Now I know why all the septuagenarians I see on the trail look so darn happy even when it’s hailing and the temperature has dropped below freezing. While I’m cussing at the heavens for bringing misery to my idealized plans to go climb a mountain in brilliant sunshine, those older than I just laugh and watch the hailstones pile up around the pine tree we’re huddled under.
The AP-wire posted a story this week about the results of a 32-year University of Chicago study on happiness that found the older the person is, the happier they are. The story quoted sociologist Yang Yang who explained that “Life gets better in one’s perception as one ages. That older people have learned to be more content with what they have than younger adults.”
As the study pointed out, the odds of being happy generally rose by 5 percent each decade of life. That’s a pretty good deal, assuming you can clear the hurdle of mid life. The researchers did point to this stretch as the most unhappy period in adults' lives due to the stress of, what I’m going to assume are, children, career, aging parents, and worries about retirement.
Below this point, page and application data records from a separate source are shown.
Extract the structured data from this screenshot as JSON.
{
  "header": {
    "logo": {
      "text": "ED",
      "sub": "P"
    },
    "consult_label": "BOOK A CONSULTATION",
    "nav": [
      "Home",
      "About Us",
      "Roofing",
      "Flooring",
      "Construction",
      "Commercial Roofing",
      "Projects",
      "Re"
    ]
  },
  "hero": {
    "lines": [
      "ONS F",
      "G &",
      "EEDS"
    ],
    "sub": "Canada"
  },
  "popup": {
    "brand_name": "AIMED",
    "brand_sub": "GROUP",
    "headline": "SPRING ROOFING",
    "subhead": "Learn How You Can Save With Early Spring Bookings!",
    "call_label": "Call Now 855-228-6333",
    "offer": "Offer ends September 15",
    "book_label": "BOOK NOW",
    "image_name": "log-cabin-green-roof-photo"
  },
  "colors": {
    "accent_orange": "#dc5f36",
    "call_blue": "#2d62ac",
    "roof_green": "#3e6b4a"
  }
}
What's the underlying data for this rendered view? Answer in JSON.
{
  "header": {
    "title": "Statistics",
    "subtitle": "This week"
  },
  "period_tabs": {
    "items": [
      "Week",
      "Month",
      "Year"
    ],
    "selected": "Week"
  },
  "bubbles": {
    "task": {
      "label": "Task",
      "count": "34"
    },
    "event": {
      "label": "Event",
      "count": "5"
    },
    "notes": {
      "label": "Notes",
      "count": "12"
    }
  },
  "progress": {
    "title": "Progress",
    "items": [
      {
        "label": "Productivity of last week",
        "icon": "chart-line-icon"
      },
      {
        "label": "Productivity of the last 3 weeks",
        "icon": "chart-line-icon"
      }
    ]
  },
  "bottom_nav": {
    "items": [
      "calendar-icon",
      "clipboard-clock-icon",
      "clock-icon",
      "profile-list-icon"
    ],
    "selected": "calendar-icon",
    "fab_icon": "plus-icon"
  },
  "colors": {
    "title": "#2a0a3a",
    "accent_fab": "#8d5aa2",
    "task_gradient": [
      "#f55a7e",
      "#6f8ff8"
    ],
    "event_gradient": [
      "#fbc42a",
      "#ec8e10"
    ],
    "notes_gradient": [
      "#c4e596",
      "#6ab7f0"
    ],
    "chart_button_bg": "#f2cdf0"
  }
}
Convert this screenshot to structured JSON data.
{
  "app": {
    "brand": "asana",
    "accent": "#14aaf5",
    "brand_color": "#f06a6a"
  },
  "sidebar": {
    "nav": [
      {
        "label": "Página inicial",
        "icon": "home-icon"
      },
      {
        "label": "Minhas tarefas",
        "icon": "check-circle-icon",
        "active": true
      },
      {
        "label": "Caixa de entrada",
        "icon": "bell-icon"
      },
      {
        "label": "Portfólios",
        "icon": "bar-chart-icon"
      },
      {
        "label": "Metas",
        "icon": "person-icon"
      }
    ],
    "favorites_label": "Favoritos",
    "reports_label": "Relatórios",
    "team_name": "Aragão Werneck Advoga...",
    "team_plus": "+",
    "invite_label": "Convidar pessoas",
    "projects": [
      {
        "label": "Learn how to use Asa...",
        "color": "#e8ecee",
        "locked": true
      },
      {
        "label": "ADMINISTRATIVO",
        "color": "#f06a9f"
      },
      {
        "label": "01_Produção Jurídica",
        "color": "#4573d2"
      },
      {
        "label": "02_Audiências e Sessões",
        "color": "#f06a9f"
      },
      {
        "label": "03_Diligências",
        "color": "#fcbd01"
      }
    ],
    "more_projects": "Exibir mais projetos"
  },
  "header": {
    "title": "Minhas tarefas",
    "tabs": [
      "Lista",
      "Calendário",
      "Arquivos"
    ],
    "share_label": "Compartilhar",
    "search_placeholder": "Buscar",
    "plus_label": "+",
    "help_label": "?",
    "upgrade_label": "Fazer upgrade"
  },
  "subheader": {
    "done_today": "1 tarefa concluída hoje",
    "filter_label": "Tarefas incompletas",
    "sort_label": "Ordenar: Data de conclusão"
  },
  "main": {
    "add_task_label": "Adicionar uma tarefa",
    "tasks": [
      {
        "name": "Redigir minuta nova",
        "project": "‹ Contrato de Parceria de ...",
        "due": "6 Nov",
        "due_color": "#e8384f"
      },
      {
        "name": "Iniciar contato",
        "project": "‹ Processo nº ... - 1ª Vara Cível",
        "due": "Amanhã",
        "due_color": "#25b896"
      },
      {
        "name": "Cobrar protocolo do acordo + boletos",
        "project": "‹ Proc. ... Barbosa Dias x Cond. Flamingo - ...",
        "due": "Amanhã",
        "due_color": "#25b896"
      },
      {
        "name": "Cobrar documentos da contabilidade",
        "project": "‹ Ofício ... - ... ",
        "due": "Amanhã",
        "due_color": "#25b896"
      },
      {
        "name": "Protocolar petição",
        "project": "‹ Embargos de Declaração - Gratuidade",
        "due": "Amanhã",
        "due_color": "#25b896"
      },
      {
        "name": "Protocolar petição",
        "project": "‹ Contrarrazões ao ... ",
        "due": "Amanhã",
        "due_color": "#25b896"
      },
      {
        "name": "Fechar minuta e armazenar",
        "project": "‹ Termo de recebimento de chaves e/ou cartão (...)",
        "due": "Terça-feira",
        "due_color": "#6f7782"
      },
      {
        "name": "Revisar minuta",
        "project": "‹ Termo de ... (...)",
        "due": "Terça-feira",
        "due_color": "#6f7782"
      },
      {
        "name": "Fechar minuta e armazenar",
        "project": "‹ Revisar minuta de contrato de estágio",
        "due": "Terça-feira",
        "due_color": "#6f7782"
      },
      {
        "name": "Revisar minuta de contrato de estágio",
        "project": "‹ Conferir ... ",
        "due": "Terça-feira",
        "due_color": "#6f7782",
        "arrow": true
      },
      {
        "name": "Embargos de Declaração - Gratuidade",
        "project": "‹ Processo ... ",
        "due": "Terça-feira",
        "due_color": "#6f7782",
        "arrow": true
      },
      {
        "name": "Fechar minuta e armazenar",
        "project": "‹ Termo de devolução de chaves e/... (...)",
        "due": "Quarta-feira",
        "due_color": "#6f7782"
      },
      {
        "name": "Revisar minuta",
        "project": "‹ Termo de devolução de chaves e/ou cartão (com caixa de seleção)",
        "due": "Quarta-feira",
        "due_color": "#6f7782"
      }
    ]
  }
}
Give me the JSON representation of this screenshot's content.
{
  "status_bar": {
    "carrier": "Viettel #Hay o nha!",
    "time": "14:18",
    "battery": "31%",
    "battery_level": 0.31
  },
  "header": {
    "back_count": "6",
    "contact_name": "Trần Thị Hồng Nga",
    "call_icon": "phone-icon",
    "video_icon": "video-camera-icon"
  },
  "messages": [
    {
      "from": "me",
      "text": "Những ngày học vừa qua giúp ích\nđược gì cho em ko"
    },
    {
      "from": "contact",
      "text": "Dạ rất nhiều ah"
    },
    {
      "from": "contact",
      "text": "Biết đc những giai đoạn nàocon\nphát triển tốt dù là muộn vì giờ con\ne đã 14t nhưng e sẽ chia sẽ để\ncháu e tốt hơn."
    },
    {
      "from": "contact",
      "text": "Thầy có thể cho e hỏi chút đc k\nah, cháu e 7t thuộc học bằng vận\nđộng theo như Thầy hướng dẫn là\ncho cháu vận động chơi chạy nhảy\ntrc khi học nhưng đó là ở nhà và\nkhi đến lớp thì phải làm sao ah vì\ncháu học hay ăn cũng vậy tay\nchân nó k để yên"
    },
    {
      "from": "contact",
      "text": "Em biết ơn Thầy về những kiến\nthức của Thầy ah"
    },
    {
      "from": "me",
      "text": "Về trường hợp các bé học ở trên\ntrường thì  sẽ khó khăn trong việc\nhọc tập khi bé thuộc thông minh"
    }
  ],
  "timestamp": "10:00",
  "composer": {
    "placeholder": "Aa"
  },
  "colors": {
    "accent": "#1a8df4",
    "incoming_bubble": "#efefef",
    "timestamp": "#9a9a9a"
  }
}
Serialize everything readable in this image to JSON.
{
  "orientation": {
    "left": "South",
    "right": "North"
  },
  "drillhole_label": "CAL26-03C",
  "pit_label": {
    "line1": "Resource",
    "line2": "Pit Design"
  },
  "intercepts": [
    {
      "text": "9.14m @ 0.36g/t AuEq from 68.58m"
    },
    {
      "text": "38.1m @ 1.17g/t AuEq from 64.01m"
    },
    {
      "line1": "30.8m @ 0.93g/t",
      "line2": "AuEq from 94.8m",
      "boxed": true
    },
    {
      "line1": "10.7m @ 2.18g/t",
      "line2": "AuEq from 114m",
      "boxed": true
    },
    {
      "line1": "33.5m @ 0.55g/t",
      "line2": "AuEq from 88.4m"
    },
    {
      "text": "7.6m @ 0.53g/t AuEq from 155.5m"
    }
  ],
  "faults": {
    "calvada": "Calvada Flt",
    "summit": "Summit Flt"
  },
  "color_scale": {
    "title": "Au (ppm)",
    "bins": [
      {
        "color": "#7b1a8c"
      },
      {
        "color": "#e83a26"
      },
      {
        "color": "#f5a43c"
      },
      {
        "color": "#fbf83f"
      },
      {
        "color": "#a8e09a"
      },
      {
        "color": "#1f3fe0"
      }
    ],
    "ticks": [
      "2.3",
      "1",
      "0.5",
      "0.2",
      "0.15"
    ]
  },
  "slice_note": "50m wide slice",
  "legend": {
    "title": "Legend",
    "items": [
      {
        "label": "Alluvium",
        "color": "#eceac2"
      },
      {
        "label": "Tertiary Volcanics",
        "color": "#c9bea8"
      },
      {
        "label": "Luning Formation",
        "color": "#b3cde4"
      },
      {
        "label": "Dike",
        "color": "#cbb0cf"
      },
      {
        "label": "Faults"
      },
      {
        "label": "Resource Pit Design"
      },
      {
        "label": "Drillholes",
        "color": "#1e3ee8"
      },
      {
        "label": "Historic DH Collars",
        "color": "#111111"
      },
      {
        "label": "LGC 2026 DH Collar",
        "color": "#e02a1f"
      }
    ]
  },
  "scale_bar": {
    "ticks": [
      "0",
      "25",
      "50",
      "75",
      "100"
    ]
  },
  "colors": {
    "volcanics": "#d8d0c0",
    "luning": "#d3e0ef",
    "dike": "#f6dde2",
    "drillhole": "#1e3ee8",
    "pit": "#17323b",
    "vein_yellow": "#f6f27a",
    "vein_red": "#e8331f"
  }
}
But after that your happiness factor should blossom. I would add that if you’ve also kept yourself fit and active through all those years, you’ve really set yourself up for a golden age. For a great look at an extreme case of what life looks like if you stay in supreme shape, check out the profile of 75-year-old Don Wildman in this month's Esquire. Wildman is big-wave surfer Laird Hamilton’s training buddy and is famous for his 45-minute non-stop strength routine that keeps him in shape to snowboard 100+ days a year. The rest of the time he surfs and mountain bikes. He’s a bit nuts in his focus on staying fit, but there’s no denying that this focus allows him to live a more active life than any 20-year-old could ever fathom.
And damn, Wildman looks happy.
With that in mind, I invite all of you harried souls out there to pay the mortgage, file that report, make dinner, walk the dog, put the kids to bed, clean up the house, and carve out 30 minutes to sweat with a hard run, bike, or swim—or a game of soccer or hoops with the kids. Just get out and go, keeping in mind that you’re banking precious fitness that will yield dividends by the time you’re 70 and laughing out a hailstorm on a remote mountain trail.